My dad had talked about him for years: Harold was a man who for the past fifty years has lived in Asolo, a hill town in the northern Italian province of Veneto. He inhabited an old house that had no electricity. No heat. No indoor plumbing. “He’s a great guy,” Dad would say. “You’ve got to meet him.”
“He’s a hermit,” I’d say. I had images of an old man with long, twisting fingernails and a tattered Rip-Van-Winkle beard.
“He makes his own wine,” Dad would counter. I added this to my mental picture. Rip Van Winkle with a funnel and an old cask, dribbling wine into rows of bottles.
“He’s a writer,” Dad added.
Okay, I’ll admit it. That part intrigued me.
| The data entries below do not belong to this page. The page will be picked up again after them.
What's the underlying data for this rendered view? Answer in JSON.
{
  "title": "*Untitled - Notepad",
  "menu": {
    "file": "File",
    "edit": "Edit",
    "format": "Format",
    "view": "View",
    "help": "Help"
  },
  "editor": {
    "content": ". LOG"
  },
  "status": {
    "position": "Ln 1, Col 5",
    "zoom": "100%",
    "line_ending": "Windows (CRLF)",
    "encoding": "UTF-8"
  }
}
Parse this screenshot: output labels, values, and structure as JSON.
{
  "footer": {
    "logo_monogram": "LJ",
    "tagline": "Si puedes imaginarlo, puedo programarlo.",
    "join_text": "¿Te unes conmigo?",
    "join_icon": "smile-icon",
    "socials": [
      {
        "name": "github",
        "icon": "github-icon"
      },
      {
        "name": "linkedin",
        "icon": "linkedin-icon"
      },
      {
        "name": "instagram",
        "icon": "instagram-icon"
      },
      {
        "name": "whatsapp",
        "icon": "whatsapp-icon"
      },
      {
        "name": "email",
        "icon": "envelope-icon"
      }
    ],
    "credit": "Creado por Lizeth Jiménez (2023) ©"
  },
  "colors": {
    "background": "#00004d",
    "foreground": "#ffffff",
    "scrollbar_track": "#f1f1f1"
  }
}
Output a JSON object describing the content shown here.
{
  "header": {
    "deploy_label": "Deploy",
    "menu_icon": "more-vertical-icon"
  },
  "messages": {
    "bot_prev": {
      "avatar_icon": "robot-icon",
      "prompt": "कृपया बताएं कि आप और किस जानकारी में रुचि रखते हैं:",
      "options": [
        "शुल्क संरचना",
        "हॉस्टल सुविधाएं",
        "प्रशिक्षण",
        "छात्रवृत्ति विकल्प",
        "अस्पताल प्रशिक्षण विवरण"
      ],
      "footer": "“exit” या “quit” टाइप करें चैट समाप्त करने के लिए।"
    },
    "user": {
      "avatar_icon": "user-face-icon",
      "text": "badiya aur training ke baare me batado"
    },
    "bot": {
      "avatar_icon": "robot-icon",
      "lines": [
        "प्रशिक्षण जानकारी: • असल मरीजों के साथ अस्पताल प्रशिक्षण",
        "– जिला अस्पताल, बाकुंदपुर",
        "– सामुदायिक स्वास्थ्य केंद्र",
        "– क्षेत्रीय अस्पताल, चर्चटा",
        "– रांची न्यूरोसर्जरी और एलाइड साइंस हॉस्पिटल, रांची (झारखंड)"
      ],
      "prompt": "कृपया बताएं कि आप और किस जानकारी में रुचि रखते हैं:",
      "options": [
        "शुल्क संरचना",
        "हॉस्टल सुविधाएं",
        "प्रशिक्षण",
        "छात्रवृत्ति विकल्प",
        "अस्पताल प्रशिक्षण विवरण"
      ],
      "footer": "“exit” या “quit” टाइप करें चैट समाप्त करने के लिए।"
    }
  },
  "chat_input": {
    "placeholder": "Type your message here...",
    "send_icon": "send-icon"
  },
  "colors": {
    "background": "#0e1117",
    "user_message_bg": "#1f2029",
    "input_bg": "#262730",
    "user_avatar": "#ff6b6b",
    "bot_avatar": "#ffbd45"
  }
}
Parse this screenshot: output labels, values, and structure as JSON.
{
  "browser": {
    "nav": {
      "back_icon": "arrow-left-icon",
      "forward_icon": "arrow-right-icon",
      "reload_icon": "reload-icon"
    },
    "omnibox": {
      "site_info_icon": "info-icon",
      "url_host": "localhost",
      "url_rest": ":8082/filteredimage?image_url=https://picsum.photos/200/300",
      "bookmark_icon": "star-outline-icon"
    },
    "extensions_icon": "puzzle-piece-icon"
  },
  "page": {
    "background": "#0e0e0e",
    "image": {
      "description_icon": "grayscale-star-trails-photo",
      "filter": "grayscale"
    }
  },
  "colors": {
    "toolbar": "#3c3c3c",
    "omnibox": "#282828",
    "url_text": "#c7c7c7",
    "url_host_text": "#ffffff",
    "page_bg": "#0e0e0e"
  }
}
So it was that Dad and I guided our rental car through the small village at the base of Monte Grappa. A light rain fell beneath a textureless grey sky when the GPS pointed us off the main road, up and up a steep grade into the hills. Above a tree-line mostly denuded of leaves hung Asolo’s iconic grey castle. The paved road gave way to a dirt track. I had the curious feeling that for every foot we ascended, we were traveling back another decade in time.
The house that emerged out of the woods was far grander than I’d imagined. Dad’s description of Harold’s simple life suggested a simple structure, but the two hundred year old house looked more like two houses pushed together, with an upper story veranda. Partially covered in vines, the stone edifice had seen better days. Part of the red tiled roof seemed to be falling in on itself and the wood around the windows looked grey and weathered. Yet it was utterly beautiful and charming, like something you’d find on a movie set.
We parked next to a small, ancient-looking vineyard. The first thing that struck me as we got out of the car was the utter silence. No sound but the gently falling rain. We spotted a man, presumably Herald, pacing on the second story terrace, fiddling a cell phone.
He disappeared into the shadows and emerged a few seconds later from one of the house’s front doors. In his mid-80s, his white hair trimmed short, he wore jeans, a brown sweatshirt, and a black jacket. “Hello,” he called out to my dad. Dad had written that we were coming on this day, but no time had been mentioned and had been no way to verify that Harold had received the letter. But wait, a cell phone?
Harold had something of the look of actor Ian Wolfe, with the same soft gentleness. There wasn’t a trace of Italian accent in his voice when he invited us in. His living room also made me think of a scene from a motion picture. You see movie sets with faded walls like Harold’s faded walls, but they aren’t real. They are faded for effect. Everything about the room–bookcases, antique table and chairs, books piled as if choreographed to be random and casual–was charmingly, artistically shabby. A blazing fireplace filled the room with heat and light, added to by the lamps on either side of the hearth. Electric lamps.
Harold invited us to sit in front of the fire, opened a bottle of his wine, and as we chatted, the tale of his life unfolded. Born in Chicago, he grew up in Wyoming. After a stint as a naval officer, he returned home to become a successful attorney. He was in his thirties, three years into a successful practice, when he decided that being a lawyer wasn’t for him. He’d been to Italy before with friends and now he decided that was the life he wanted, living alone, living simply; making wine; bicycling to town for food and supplies; befriending the local literati. Occasionally he traveled, but mostly he read books and wrote.
As I listened, I couldn’t shake the feeling that I was living a story, that Harold was the wise mentor character that the protagonist visits for advice. Something he would say would be the key to how the story ends, the answer to the riddle, the means to defeating the villain.
The lesson in the end was Harold himself. Here was someone with a dream of getting away from the noise of civilization and making it happen, of spending time in the quiet woods in the shadow of a castle like something out of Middle Earth. This was the result of a path seldom taken, living the simple life, walking the woods, reading, and writing for the simple joy of putting pen to paper and creating.
Brian Mercer is the author of Mastering Astral Projection: 90-Day Guide to Out-of-body Experience (Llewellyn, 2004) and the Mastering Astral Projection CD Companion (Llewellyn, 2007). A board member of the Pacific Northwest Writers Association, he is the webmaster of and occasional contributor to Author Magazine. When he’s not working as a programmer analyst or exploring alternate dimensions out of body, he can be found writing novels. He lives in Seattle with his wife, Sara.